EXERCISE:
Read the listing and extract each line that includes the word "JSON".

____ DATASET EXCERPTS

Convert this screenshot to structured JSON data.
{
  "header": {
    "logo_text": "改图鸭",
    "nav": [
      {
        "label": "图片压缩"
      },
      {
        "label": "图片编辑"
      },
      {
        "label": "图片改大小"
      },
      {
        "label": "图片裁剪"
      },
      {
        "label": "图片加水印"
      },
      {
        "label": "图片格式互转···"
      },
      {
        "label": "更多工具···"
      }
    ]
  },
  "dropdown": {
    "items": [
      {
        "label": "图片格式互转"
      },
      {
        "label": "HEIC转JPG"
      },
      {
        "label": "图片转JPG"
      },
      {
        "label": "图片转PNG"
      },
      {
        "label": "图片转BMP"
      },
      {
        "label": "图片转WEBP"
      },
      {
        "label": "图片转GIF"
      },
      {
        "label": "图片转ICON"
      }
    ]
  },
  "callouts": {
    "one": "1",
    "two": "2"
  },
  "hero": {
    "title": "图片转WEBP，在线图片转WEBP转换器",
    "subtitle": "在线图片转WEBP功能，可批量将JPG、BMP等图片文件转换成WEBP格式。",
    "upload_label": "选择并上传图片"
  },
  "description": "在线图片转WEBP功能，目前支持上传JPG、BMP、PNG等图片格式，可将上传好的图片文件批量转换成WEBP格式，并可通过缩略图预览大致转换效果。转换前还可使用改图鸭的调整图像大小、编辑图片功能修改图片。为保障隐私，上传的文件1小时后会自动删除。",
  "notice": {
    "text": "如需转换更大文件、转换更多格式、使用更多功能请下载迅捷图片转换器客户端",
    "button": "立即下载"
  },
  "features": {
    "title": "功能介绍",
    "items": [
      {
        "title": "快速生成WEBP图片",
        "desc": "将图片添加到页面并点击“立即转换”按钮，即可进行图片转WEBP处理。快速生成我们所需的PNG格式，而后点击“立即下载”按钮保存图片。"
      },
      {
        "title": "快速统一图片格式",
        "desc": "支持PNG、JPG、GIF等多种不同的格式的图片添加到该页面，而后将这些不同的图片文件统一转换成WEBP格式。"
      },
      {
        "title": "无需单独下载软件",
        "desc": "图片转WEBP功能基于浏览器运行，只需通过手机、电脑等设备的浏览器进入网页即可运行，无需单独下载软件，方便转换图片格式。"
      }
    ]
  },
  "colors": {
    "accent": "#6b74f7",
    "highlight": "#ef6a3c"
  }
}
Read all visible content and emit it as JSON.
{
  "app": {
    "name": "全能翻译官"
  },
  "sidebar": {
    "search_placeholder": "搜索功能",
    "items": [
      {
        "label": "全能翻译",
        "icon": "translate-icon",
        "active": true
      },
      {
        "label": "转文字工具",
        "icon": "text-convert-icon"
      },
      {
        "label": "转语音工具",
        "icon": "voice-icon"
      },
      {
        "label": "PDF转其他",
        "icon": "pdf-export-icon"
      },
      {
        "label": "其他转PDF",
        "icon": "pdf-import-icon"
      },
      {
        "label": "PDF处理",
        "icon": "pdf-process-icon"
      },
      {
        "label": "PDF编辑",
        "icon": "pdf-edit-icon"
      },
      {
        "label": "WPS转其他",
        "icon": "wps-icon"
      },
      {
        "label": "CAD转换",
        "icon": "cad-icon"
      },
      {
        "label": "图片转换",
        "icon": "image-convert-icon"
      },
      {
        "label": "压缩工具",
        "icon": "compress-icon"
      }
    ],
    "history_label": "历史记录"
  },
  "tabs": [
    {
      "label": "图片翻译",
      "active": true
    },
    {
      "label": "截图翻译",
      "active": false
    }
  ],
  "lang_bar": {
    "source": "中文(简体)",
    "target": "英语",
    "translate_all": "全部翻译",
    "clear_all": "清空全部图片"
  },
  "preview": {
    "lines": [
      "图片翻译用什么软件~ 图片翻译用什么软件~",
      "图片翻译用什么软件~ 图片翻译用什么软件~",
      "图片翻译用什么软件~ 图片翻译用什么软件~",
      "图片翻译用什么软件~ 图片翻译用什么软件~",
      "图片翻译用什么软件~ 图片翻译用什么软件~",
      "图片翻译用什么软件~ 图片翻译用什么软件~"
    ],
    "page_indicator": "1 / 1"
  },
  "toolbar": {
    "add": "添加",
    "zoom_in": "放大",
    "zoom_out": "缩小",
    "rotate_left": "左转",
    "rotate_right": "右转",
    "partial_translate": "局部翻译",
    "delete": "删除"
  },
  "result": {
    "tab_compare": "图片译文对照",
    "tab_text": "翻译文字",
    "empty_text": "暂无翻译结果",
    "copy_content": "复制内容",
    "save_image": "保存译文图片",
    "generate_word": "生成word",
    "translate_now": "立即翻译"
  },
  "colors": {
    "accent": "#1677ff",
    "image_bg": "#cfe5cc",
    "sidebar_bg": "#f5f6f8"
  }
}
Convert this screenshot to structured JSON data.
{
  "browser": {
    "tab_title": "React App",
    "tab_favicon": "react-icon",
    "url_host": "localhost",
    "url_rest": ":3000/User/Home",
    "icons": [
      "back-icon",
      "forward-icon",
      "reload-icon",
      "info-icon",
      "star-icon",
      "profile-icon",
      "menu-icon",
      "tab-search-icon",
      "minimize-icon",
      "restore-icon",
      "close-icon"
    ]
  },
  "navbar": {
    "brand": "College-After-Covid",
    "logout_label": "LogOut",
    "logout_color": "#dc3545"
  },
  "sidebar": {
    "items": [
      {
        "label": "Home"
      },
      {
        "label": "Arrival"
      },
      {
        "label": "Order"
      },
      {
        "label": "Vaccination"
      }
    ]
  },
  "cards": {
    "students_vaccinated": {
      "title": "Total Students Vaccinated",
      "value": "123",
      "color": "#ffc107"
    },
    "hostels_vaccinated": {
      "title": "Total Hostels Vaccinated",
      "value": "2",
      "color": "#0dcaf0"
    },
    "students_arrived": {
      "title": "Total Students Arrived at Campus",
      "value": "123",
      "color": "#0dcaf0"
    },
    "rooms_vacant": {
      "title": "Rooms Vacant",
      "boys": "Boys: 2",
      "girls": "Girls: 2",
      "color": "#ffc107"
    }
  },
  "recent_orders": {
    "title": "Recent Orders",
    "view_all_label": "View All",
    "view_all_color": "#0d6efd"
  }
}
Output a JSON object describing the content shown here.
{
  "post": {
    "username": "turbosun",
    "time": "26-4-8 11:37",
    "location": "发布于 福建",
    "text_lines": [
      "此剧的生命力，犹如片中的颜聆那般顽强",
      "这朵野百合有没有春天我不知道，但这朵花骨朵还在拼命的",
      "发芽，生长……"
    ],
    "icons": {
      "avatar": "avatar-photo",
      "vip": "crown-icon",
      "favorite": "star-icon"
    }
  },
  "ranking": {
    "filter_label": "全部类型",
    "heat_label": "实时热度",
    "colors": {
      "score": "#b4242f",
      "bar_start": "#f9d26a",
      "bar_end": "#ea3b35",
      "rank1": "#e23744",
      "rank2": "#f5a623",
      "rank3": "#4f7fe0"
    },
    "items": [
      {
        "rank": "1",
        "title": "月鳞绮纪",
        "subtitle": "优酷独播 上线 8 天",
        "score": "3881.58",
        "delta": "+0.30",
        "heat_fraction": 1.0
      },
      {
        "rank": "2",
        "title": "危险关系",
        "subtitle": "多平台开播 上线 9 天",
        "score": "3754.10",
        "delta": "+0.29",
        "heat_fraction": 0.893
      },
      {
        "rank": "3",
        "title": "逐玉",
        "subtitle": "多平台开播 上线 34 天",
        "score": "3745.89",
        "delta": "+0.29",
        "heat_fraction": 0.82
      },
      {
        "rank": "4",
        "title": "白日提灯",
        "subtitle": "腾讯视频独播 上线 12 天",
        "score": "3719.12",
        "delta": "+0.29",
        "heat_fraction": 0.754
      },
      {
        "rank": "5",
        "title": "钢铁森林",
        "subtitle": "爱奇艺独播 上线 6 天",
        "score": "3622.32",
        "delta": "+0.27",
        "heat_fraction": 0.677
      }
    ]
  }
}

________

ANSWER FOR THE TASK:
Convert this screenshot to structured JSON data.
Read all visible content and emit it as JSON.
Convert this screenshot to structured JSON data.
Output a JSON object describing the content shown here.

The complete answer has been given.